#### [Directions for this task]
Look for the word "name" in the material below. Copy each line that has it.

#### [Data to process]
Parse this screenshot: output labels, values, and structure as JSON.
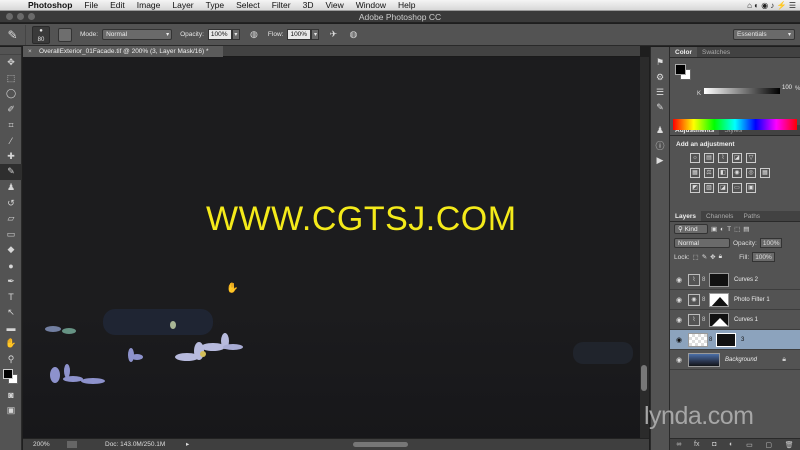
{
  "menubar": {
    "app": "Photoshop",
    "items": [
      "File",
      "Edit",
      "Image",
      "Layer",
      "Type",
      "Select",
      "Filter",
      "3D",
      "View",
      "Window",
      "Help"
    ],
    "status_icons": "⌂ ◐ ◉ ♪ ⚡ ☰"
  },
  "window": {
    "title": "Adobe Photoshop CC"
  },
  "options": {
    "brush_size": "80",
    "mode_label": "Mode:",
    "mode_value": "Normal",
    "opacity_label": "Opacity:",
    "opacity_value": "100%",
    "flow_label": "Flow:",
    "flow_value": "100%",
    "workspace": "Essentials"
  },
  "document": {
    "tab_title": "OverallExterior_01Facade.tif @ 200% (3, Layer Mask/16) *",
    "zoom": "200%",
    "doc_size": "Doc: 143.0M/250.1M"
  },
  "watermark": "WWW.CGTSJ.COM",
  "color_panel": {
    "tabs": [
      "Color",
      "Swatches"
    ],
    "k_label": "K",
    "k_value": "100",
    "pct": "%"
  },
  "adjustments_panel": {
    "tabs": [
      "Adjustments",
      "Styles"
    ],
    "title": "Add an adjustment"
  },
  "layers_panel": {
    "tabs": [
      "Layers",
      "Channels",
      "Paths"
    ],
    "filter": "Kind",
    "blend_mode": "Normal",
    "opacity_label": "Opacity:",
    "opacity_value": "100%",
    "lock_label": "Lock:",
    "fill_label": "Fill:",
    "fill_value": "100%",
    "layers": [
      {
        "name": "Curves 2",
        "type": "curves",
        "selected": false
      },
      {
        "name": "Photo Filter 1",
        "type": "photo-filter",
        "selected": false
      },
      {
        "name": "Curves 1",
        "type": "curves",
        "selected": false
      },
      {
        "name": "3",
        "type": "pixel",
        "selected": true
      },
      {
        "name": "Background",
        "type": "background",
        "selected": false
      }
    ]
  },
  "branding": {
    "logo": "lynda.com"
  }
}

#### [Answer section]
        "name": "Curves 2",
        "name": "Photo Filter 1",
        "name": "Curves 1",
        "name": "3",
        "name": "Background",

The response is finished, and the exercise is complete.